◆ **Extracted data**:
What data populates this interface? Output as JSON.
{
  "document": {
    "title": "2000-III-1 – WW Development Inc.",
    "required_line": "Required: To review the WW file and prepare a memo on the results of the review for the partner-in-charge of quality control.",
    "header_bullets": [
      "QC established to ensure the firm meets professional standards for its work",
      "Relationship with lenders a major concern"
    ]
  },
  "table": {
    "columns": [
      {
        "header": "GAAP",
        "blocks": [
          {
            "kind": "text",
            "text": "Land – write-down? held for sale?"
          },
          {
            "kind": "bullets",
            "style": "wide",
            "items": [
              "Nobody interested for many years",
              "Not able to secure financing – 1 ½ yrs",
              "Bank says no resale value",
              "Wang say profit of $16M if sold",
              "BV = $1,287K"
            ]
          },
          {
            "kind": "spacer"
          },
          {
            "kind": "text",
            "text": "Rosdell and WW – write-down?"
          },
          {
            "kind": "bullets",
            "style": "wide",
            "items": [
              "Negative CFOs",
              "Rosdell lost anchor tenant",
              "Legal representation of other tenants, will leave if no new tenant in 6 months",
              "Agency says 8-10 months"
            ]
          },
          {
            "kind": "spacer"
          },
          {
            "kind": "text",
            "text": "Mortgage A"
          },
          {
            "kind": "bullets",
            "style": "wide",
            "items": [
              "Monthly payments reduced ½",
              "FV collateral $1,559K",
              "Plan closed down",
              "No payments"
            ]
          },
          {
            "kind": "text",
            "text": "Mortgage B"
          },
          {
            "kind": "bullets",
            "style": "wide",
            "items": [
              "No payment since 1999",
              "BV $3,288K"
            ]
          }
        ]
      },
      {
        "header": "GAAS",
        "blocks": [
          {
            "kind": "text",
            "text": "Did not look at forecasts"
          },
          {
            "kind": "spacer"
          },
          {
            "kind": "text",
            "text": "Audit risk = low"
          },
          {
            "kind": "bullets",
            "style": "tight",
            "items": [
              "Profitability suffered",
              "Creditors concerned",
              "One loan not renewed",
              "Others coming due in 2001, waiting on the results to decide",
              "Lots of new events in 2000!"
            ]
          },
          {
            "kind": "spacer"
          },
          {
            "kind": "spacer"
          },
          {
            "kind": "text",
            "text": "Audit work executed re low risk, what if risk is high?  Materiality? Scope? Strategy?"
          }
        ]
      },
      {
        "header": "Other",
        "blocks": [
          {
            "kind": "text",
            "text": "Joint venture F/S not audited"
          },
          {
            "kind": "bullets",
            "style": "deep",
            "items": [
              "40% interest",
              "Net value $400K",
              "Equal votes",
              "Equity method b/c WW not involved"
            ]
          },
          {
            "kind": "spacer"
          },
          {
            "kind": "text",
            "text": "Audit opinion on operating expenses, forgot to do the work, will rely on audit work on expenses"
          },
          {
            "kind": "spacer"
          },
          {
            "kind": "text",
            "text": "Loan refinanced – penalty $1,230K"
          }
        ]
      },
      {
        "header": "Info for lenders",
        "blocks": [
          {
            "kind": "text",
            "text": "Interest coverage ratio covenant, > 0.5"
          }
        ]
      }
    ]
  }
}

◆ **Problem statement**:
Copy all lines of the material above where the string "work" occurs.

◆ **Response below**:
      "QC established to ensure the firm meets professional standards for its work",
            "text": "Audit work executed re low risk, what if risk is high?  Materiality? Scope? Strategy?"
            "text": "Audit opinion on operating expenses, forgot to do the work, will rely on audit work on expenses"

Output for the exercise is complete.